This fall, we’ve been talking about everyday courage in schools. We’ve written about the courage it takes to start a new team, using technology to open up communication with students and to open up our practice.
We’ve shared examples about how teachers are showing up, engaging in hard conversations about race, their own practice, about getting negative feedback and sharing our work and selves with others. We’ve heard about how students are leading the way when given the support at school to do so: working for acceptance, equality and identity and systems that let every voice be heard. Here are three themes we’ve seen emerge.
When we show up each day, and be ourselves with students, and ask them for feedback about projects, how the class should run, about what they want to write about, and how they want to make a difference in the world, we share power. We show them that we are not the holders to the keys to the kingdom. That we are all equal and deserving.
When we model our own mistakes and learning, we show them we are human, and that we are not on a pedestal that will soon fall. We are all learning together, each day, the best we can. The key is to keep trying. Forever tries, as author Glennon Melton Doyle says.
Teachers are sharing their ideas more easily now with technology. In our vibrant Twitter community, teachers are posting ideas, resources, and their experiences in a supportive environment, giving more transparency to their work.
Teachers are partnering more with outside organizations, like TIIE, to improve student engagement, and increase personalization, and welcoming people from other schools to observe and learn from each other.
Our students show bravery, like the LGBTQ club featured in Life Legeros’s post on the Queer Straight Alliance at Crossett Brook. They show us how to be brave in the face of bigotry and stereotyping. Teachers are brave when they privilege student voice, especially those from a vastly difference life experience than their own, by listening and helping to make sure their voices are heard by others.
Teachers are connecting to each other and to the wider world more, too, walking into the murky waters of identity, race and politics with their students in the wake of violence and division in this country. Teachers are at the forefront and are leading the change we need to create more engaged, civic minded, compassionate citizens who know how to navigate complex and dynamic problems and situations.
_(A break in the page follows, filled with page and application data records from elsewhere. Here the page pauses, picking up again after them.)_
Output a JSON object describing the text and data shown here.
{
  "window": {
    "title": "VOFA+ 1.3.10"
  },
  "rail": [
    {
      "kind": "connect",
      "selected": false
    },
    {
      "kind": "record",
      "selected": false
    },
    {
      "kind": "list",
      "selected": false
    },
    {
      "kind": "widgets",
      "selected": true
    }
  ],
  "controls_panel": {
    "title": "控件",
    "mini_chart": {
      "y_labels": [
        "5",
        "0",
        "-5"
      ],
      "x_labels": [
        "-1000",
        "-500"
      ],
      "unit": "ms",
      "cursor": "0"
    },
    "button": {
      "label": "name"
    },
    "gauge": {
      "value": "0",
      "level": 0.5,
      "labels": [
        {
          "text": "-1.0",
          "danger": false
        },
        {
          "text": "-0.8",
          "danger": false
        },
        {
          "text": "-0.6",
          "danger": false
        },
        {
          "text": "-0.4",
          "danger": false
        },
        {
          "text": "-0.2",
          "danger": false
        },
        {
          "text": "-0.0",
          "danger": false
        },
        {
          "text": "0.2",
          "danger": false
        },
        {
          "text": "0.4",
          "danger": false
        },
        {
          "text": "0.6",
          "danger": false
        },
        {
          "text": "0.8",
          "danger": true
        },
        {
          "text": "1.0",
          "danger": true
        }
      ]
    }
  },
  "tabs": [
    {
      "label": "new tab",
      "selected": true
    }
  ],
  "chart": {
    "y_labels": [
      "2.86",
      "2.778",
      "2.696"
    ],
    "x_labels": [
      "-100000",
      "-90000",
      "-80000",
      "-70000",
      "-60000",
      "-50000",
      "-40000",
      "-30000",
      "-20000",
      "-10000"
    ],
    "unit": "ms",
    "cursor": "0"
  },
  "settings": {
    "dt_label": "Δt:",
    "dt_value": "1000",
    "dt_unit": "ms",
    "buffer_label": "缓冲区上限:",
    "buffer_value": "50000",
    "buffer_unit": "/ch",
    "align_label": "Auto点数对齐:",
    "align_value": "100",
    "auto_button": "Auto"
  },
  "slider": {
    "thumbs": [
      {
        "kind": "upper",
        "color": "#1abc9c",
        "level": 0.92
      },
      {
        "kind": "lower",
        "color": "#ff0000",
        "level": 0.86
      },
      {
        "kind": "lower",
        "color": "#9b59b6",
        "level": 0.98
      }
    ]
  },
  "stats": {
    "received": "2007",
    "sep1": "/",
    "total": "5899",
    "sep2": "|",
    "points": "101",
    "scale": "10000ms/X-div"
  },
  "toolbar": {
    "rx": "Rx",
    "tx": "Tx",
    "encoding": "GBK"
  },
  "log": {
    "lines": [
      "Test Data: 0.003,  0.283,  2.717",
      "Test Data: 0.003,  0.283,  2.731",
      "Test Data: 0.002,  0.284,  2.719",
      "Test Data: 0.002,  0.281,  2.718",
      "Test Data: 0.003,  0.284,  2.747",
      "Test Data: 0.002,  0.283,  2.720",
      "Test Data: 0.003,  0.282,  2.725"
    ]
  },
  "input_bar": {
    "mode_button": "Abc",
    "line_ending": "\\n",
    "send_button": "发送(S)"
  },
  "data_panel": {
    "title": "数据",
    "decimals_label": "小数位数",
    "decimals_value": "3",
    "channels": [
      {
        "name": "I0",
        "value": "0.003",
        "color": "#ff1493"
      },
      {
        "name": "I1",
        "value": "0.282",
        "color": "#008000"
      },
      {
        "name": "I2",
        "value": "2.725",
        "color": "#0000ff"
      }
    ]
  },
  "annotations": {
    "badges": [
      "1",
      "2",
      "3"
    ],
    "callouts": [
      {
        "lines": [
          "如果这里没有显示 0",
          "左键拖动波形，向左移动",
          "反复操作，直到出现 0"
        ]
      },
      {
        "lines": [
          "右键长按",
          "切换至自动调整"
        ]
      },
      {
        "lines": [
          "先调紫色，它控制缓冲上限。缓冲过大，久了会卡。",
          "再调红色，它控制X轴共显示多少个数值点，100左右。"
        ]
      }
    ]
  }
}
This is messy, challenging work. And it is changing the school and teaching culture, day by day.
Let’s let Brene Brown sum it up for us:
“Vulnerability is the best measure of courage. The willingness to show up and be known. It just doesn’t get braver than that.”
Thank you for joining us in this campaign, and for your everydaycourage in our schools each day.
All #everydaycourage posts:
- Courage lives on
- How to cultivate mindfulness in classrooms
- The #everydaycourage of trying again
- The #everydaycourage of staying curious in the face of negative feedback
- 4 ways Vermont educators are sharing their practice
- #everydaycourage and trauma-informed education
- How to start a difficult conversation
- The #everydaycourage of talking about race in Vermont schools
- The #everydaycourage of sharing our work as educators
- Diverse books for conversations around identity
- What it looks like when students teach
- #vted leads the way with #everydaycourage
- A Developmental Designs approach to student-directed learning
- How to use Google Docs so students talk to you
- Laying the groundwork for effective teaching teams
Latest posts by Katy Farber (see all)
- 4 ways to make math more relevant - October 11, 2017
- Courage lives on - September 24, 2017
- Diverse books for conversations around identity - August 30, 2017
- Laying the groundwork for effective teaching teams - August 23, 2017